→ **PROBLEM**
Keep the pictures out of the copy and repeat the records exactly.

→ **MATERIAL FOR THE TASK**

********

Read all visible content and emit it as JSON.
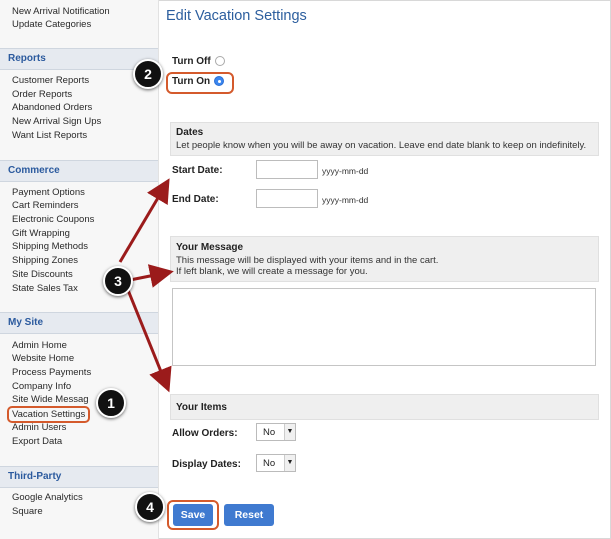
{
  "sidebar": {
    "top_links": [
      "New Arrival Notification",
      "Update Categories"
    ],
    "sections": [
      {
        "title": "Reports",
        "items": [
          "Customer Reports",
          "Order Reports",
          "Abandoned Orders",
          "New Arrival Sign Ups",
          "Want List Reports"
        ]
      },
      {
        "title": "Commerce",
        "items": [
          "Payment Options",
          "Cart Reminders",
          "Electronic Coupons",
          "Gift Wrapping",
          "Shipping Methods",
          "Shipping Zones",
          "Site Discounts",
          "State Sales Tax"
        ]
      },
      {
        "title": "My Site",
        "items": [
          "Admin Home",
          "Website Home",
          "Process Payments",
          "Company Info",
          "Site Wide Messag",
          "Vacation Settings",
          "Admin Users",
          "Export Data"
        ]
      },
      {
        "title": "Third-Party",
        "items": [
          "Google Analytics",
          "Square"
        ]
      }
    ]
  },
  "main": {
    "title": "Edit Vacation Settings",
    "turn_off_label": "Turn Off",
    "turn_on_label": "Turn On",
    "dates": {
      "title": "Dates",
      "description": "Let people know when you will be away on vacation. Leave end date blank to keep on indefinitely.",
      "start_label": "Start Date:",
      "end_label": "End Date:",
      "start_value": "",
      "end_value": "",
      "format_hint": "yyyy-mm-dd"
    },
    "message": {
      "title": "Your Message",
      "line1": "This message will be displayed with your items and in the cart.",
      "line2": "If left blank, we will create a message for you.",
      "value": ""
    },
    "items": {
      "title": "Your Items",
      "allow_orders_label": "Allow Orders:",
      "allow_orders_value": "No",
      "display_dates_label": "Display Dates:",
      "display_dates_value": "No"
    },
    "save_label": "Save",
    "reset_label": "Reset"
  },
  "callouts": [
    "1",
    "2",
    "3",
    "4"
  ],
  "colors": {
    "accent": "#2c5e9e",
    "highlight": "#d45a2c",
    "button": "#3f7ad0",
    "arrow": "#9b1b1b"
  }
}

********

→ **SOLUTION TO THIS PROBLEM**
Read all visible content and emit it as JSON.
{
  "sidebar": {
    "top_links": [
      "New Arrival Notification",
      "Update Categories"
    ],
    "sections": [
      {
        "title": "Reports",
        "items": [
          "Customer Reports",
          "Order Reports",
          "Abandoned Orders",
          "New Arrival Sign Ups",
          "Want List Reports"
        ]
      },
      {
        "title": "Commerce",
        "items": [
          "Payment Options",
          "Cart Reminders",
          "Electronic Coupons",
          "Gift Wrapping",
          "Shipping Methods",
          "Shipping Zones",
          "Site Discounts",
          "State Sales Tax"
        ]
      },
      {
        "title": "My Site",
        "items": [
          "Admin Home",
          "Website Home",
          "Process Payments",
          "Company Info",
          "Site Wide Messag",
          "Vacation Settings",
          "Admin Users",
          "Export Data"
        ]
      },
      {
        "title": "Third-Party",
        "items": [
          "Google Analytics",
          "Square"
        ]
      }
    ]
  },
  "main": {
    "title": "Edit Vacation Settings",
    "turn_off_label": "Turn Off",
    "turn_on_label": "Turn On",
    "dates": {
      "title": "Dates",
      "description": "Let people know when you will be away on vacation. Leave end date blank to keep on indefinitely.",
      "start_label": "Start Date:",
      "end_label": "End Date:",
      "start_value": "",
      "end_value": "",
      "format_hint": "yyyy-mm-dd"
    },
    "message": {
      "title": "Your Message",
      "line1": "This message will be displayed with your items and in the cart.",
      "line2": "If left blank, we will create a message for you.",
      "value": ""
    },
    "items": {
      "title": "Your Items",
      "allow_orders_label": "Allow Orders:",
      "allow_orders_value": "No",
      "display_dates_label": "Display Dates:",
      "display_dates_value": "No"
    },
    "save_label": "Save",
    "reset_label": "Reset"
  },
  "callouts": [
    "1",
    "2",
    "3",
    "4"
  ],
  "colors": {
    "accent": "#2c5e9e",
    "highlight": "#d45a2c",
    "button": "#3f7ad0",
    "arrow": "#9b1b1b"
  }
}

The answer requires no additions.